Directions for this task — Using the listing below, report each line holding the string "Kris".

------------------------

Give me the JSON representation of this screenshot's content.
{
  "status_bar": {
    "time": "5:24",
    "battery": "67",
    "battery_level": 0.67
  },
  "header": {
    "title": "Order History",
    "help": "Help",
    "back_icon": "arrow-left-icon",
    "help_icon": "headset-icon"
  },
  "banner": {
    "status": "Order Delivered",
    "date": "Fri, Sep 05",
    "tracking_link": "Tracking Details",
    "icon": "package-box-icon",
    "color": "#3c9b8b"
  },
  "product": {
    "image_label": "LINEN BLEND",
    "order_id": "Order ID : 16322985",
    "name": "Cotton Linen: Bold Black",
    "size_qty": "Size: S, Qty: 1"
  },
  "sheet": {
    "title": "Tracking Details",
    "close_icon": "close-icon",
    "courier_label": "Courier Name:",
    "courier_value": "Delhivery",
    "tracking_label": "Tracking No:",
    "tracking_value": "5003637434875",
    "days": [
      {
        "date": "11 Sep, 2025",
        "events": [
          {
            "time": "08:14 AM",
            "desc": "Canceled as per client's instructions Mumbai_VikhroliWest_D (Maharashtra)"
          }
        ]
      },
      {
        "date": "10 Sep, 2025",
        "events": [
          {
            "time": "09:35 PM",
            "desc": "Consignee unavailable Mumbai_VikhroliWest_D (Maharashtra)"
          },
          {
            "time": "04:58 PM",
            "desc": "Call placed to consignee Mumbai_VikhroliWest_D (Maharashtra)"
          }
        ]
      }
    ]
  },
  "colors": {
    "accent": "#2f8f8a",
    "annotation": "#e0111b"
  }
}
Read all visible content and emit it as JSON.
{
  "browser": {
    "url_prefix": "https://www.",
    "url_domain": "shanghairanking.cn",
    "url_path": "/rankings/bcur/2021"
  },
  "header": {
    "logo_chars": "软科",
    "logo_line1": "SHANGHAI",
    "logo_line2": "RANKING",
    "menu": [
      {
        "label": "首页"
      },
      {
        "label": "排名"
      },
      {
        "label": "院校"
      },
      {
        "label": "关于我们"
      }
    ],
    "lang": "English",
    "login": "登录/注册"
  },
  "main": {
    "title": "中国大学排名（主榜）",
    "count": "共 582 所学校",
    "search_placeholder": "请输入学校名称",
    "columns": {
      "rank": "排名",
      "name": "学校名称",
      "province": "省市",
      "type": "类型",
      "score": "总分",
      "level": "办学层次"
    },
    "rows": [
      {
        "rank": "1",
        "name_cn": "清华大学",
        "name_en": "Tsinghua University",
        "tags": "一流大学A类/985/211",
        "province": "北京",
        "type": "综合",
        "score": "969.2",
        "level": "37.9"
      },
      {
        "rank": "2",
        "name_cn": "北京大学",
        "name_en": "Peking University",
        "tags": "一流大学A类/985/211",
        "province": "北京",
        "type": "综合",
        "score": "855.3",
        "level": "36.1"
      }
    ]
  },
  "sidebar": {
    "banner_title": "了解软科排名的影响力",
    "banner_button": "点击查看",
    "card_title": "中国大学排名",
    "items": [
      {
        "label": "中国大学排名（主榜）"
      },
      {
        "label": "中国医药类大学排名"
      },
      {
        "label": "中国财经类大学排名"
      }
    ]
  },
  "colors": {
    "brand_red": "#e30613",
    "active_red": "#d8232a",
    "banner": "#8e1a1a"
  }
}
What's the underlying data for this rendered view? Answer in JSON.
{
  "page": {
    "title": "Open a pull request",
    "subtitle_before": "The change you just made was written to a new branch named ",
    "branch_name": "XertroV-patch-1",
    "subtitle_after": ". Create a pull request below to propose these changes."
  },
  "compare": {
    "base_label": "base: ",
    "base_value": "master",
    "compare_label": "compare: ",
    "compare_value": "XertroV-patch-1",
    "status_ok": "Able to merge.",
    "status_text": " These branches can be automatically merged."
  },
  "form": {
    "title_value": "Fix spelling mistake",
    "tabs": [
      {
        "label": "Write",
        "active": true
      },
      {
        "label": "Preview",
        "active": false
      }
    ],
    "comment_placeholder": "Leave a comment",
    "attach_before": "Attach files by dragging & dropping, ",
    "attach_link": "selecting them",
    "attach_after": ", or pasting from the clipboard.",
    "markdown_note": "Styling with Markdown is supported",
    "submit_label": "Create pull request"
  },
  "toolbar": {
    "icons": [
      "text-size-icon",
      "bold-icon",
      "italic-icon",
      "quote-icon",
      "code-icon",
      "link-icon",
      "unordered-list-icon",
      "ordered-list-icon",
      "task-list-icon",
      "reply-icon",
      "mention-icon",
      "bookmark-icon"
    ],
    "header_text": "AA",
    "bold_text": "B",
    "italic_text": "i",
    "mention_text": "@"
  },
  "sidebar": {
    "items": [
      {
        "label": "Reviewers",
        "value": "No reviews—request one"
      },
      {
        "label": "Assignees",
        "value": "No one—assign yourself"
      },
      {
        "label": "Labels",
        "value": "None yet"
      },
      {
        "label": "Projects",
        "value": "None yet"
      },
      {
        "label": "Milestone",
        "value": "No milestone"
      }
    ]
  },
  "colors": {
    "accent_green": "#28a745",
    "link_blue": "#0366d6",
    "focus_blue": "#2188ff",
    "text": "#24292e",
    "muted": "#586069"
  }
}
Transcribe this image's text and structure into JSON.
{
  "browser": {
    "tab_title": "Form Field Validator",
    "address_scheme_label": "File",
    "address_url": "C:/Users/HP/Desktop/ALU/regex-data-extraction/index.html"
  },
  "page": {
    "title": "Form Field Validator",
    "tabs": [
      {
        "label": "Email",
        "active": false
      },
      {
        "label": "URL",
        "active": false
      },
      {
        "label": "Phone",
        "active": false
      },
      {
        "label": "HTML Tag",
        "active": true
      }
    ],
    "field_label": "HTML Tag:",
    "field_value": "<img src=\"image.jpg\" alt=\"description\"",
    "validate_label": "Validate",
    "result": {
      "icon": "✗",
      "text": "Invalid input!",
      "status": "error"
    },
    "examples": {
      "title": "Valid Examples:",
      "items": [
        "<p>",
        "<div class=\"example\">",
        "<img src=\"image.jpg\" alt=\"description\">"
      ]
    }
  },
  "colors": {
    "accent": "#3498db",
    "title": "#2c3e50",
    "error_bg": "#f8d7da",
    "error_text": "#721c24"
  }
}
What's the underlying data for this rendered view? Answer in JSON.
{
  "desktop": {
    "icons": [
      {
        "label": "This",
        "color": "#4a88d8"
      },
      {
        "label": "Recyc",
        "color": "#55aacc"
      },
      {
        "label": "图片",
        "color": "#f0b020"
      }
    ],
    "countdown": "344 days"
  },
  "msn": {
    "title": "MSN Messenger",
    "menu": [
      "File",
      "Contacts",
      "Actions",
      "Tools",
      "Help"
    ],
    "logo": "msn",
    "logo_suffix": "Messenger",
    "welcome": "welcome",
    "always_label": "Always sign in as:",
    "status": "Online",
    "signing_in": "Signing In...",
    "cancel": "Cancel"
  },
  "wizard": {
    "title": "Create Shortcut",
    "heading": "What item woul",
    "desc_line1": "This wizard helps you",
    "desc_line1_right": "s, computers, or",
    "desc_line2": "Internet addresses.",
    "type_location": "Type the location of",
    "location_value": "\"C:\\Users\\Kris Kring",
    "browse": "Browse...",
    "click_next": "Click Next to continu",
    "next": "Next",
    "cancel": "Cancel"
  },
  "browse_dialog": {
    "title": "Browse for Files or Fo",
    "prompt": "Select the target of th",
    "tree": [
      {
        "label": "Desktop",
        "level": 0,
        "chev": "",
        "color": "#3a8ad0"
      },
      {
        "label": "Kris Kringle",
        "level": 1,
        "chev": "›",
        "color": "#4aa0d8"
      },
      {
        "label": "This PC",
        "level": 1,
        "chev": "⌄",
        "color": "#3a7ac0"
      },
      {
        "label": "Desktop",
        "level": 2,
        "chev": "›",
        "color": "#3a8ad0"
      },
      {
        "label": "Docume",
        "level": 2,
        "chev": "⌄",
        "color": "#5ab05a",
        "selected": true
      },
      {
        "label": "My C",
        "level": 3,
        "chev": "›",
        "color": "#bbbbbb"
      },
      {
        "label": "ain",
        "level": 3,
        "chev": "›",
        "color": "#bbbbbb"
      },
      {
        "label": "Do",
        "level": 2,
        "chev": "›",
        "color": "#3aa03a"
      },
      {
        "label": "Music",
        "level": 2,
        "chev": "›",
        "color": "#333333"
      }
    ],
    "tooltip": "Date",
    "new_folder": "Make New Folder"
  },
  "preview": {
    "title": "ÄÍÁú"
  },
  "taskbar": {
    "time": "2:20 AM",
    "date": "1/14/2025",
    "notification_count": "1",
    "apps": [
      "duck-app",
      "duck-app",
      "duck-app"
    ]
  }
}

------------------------

Task output —
    "location_value": "\"C:\\Users\\Kris Kring",
        "label": "Kris Kringle",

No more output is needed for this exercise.